No deaths have been recorded among the Health care workers at the front lines of the coronavirus pandemic in Los Angeles County in the past three weeks, public health officials said Tuesday.
COVID-19 cases among medical workers in L.A. County have dropped sharply since they began getting vaccinated in December. There were nearly 2,000 new cases among health care staff in the last week of December, but as of last week only 43 new cases were recorded in the demographic, the county Department of Public Health said in a news release.
According to officials, for the eighth week in a row there have been no more than 50 new infections reported among medical professionals.
As of Tuesday, the virus had claimed the lives of 262 health care workers countywide. In the first week of this year alone, during the height of the winter surge, two dozen died.
“Getting vaccinated is the way we end this pandemic,” public health Director Barbara Ferrer said in a statement.
Nursing home staff case rates are also dropping along with those being the first to be vaccinated in L.A. County. More than 1,100 nursing home staffers tested positive for the coronavirus in the first week of this year, but that figure had dropped to 11 new cases as of late April, officials said.
On Tuesday, 224 new infections and 18 additional deaths were reported countywide.
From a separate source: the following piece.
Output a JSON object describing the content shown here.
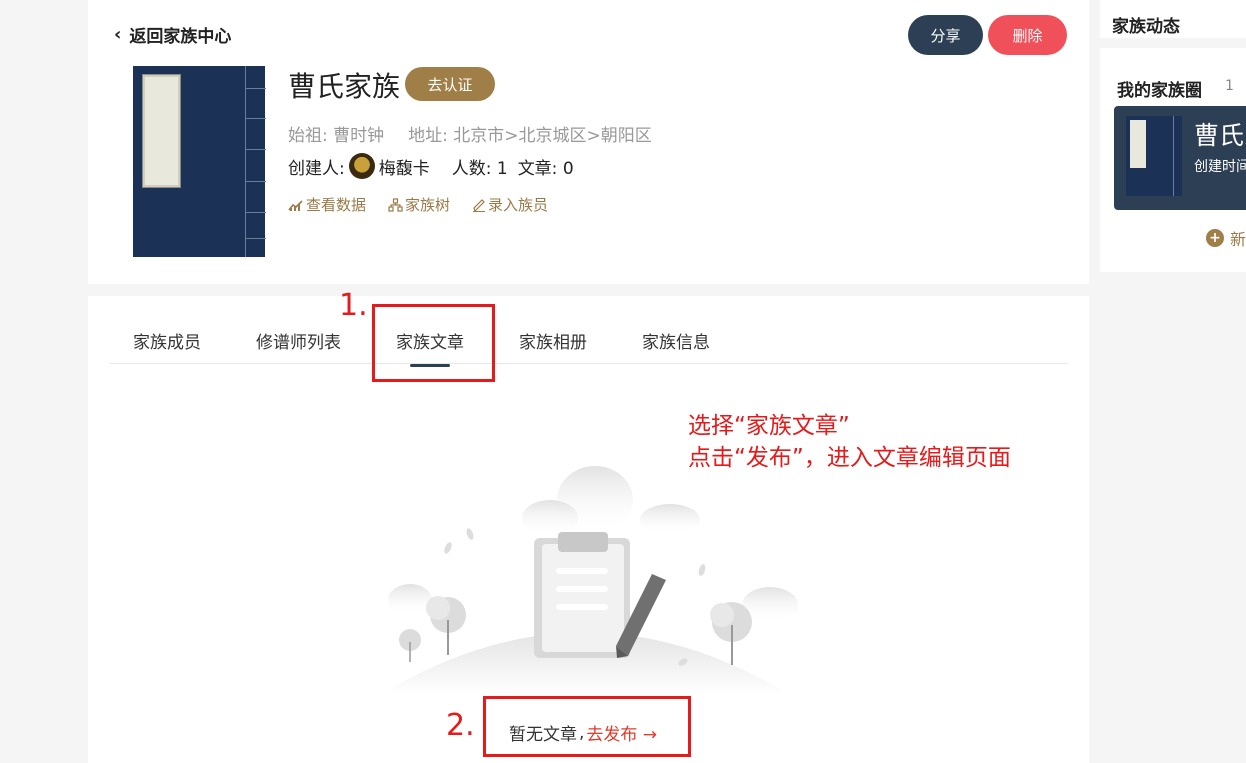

Meanwhile, 374 people are still in L.A. County hospitals with the disease, but overall hospitalizations are at their lowest number since the pandemic began.
“While we are relieved that our metrics remain stable, we continue to mourn the loss of life and send our deepest sympathies to everyone who is missing a loved one who passed away from COVID-19,” Ferrer said.
Public health officials also said Tuesday that new state data shows L.A. County will be able to keep its place in the yellow tier, the least-restrictive under California’s reopening guidelines.
The county’s adjusted case rate dropped from 1.6 new cases per 100,000 people to 1.4 new cases per 100,000. Officials say they were also able to close the gap in the testing positivity rate between higher- and lower-income areas, with both now at 0.7%.
When California will adopt new health guidelines after the federal government said fully vaccinated people can stop wearing face coverings and social distancing in most situations outside or inside, is unclear.
Counties across California are waiting on potential new guidance procedures following Thursday’s announcement by the Centers for Disease Control and Prevention. The CDC still calls for wearing masks in crowded indoor settings, such as buses, planes, hospitals and prisons, and says residents should follow local rules. California’s Department of Public Health did not immediately respond to requests for comment.
The state is on track to fully reopen its economy next month, signaling an end to most pandemic restrictions as infection rates stay at record lows and more people get vaccinated, according to Gov. Gavin Newsom. The state also began allowing children 12 to 15 to receive the vaccine.